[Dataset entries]
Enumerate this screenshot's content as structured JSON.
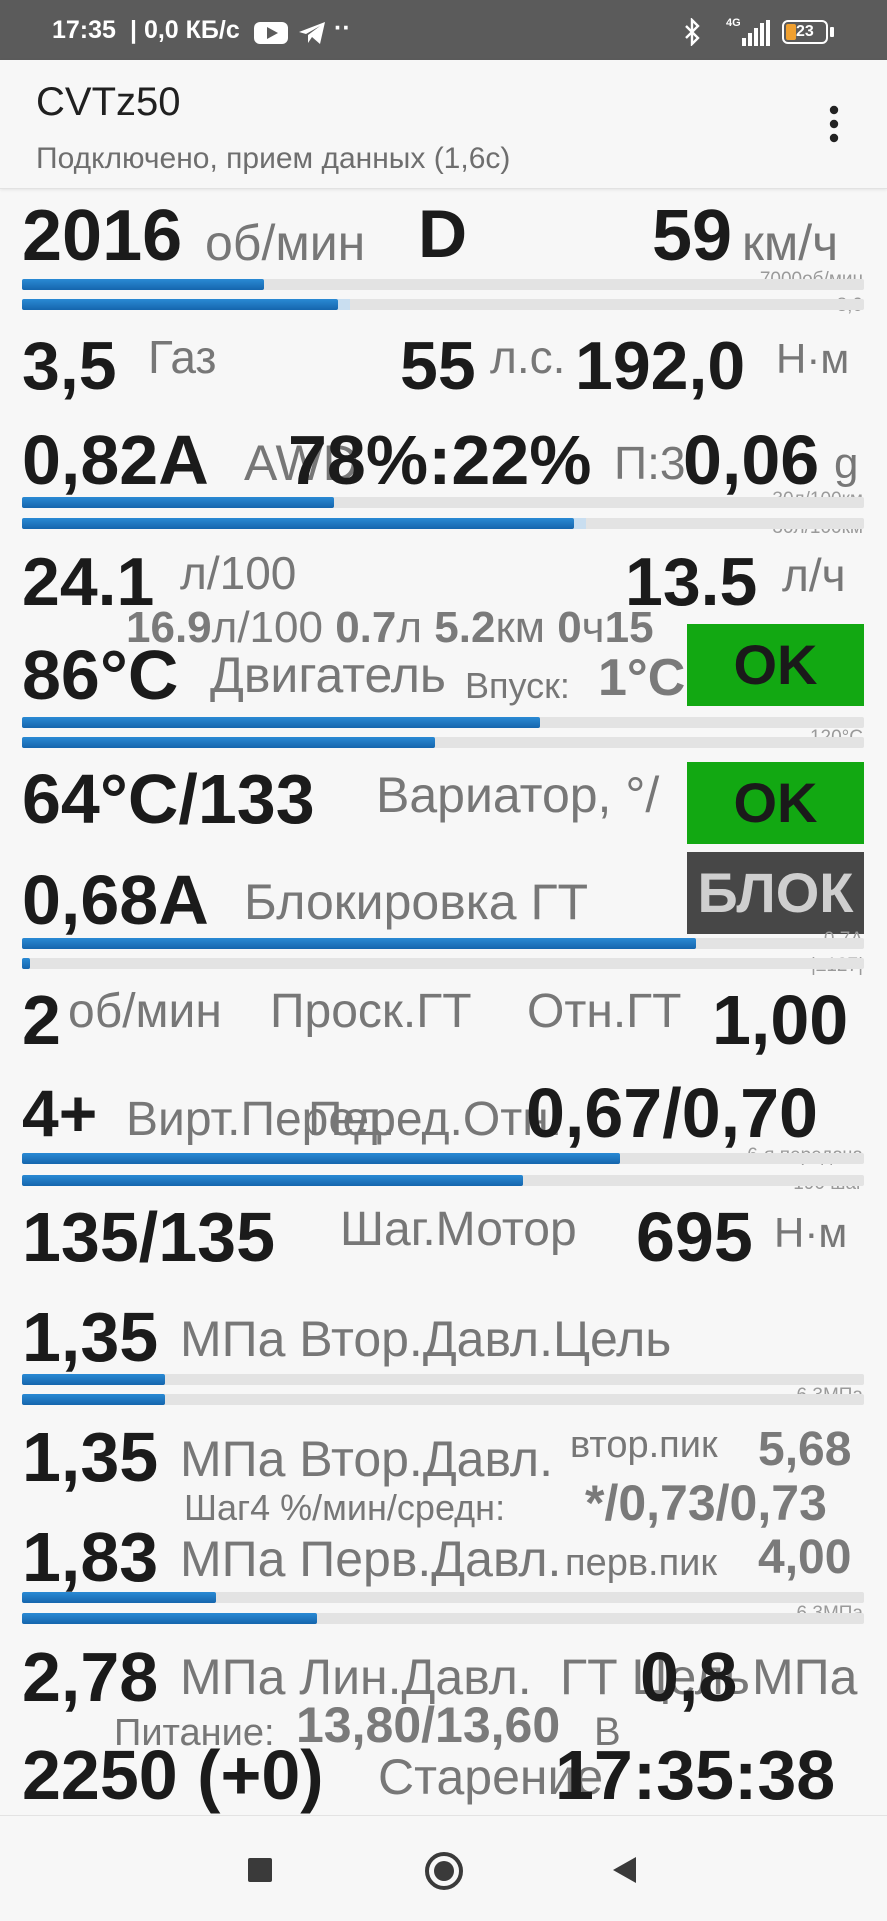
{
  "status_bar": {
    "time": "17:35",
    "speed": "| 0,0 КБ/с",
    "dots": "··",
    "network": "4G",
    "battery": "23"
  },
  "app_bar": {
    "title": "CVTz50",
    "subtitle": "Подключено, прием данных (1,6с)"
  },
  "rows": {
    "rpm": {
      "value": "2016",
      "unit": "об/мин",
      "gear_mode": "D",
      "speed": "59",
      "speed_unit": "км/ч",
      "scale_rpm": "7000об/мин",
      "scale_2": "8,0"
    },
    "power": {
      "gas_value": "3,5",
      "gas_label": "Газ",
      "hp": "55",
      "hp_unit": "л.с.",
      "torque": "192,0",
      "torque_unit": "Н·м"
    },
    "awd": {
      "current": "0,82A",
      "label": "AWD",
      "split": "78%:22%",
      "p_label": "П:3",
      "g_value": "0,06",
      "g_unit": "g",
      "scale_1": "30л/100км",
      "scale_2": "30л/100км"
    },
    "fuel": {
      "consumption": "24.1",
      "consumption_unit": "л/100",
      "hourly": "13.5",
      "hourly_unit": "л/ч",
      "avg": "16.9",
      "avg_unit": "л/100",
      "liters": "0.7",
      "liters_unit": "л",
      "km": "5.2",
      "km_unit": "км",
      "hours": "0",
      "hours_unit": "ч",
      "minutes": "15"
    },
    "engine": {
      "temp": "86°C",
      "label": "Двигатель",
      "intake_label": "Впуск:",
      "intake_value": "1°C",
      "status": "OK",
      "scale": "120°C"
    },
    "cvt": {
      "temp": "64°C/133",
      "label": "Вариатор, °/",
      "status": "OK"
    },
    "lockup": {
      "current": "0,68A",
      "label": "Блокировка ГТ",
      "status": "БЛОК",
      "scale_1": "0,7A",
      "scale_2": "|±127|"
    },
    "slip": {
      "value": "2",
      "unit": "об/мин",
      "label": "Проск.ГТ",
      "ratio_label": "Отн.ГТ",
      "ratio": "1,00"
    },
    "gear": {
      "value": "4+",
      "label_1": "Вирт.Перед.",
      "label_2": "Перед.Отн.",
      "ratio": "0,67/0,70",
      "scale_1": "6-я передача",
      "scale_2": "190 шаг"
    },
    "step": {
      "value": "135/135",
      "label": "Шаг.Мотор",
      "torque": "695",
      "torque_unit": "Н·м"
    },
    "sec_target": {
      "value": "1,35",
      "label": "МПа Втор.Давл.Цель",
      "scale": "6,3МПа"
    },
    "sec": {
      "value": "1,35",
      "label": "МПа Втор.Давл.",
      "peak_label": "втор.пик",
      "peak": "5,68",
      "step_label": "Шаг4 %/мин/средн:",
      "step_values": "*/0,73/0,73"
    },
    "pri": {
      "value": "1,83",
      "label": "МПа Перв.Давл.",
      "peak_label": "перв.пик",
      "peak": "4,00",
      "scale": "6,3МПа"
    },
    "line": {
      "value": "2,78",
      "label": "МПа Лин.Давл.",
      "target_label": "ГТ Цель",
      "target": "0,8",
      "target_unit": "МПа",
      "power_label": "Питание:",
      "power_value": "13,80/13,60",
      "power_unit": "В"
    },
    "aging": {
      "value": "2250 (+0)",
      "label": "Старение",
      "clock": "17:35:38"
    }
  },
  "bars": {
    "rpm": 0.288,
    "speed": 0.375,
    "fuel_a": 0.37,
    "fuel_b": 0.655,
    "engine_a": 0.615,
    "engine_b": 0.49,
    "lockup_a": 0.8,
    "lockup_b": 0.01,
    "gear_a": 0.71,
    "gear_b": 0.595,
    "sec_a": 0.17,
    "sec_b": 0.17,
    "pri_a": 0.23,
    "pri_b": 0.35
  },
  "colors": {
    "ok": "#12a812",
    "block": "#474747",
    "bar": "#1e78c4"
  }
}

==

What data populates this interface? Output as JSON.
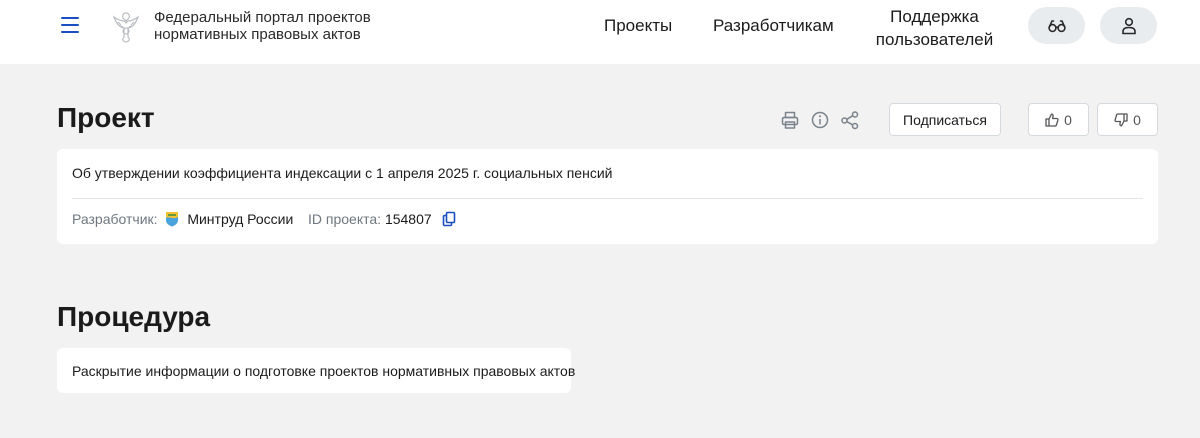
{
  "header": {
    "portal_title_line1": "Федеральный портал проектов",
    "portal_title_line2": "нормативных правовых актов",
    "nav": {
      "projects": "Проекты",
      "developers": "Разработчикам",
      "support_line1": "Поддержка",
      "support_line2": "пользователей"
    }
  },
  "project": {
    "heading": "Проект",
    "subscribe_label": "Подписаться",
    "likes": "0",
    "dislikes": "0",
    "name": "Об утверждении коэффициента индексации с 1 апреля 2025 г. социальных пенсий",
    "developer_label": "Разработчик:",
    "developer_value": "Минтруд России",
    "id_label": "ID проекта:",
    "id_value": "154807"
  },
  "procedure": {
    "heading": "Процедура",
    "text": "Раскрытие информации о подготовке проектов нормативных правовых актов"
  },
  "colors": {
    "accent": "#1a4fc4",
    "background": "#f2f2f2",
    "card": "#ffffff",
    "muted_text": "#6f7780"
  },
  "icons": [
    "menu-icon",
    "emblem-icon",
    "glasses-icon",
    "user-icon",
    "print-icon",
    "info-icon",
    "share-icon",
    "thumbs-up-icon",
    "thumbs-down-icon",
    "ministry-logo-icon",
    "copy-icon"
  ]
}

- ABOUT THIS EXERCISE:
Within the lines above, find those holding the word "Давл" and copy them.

- RESPONSE FOR THIS EXERCISE:
      "label": "МПа Втор.Давл.Цель",
      "label": "МПа Втор.Давл.",
      "label": "МПа Перв.Давл.",
      "label": "МПа Лин.Давл.",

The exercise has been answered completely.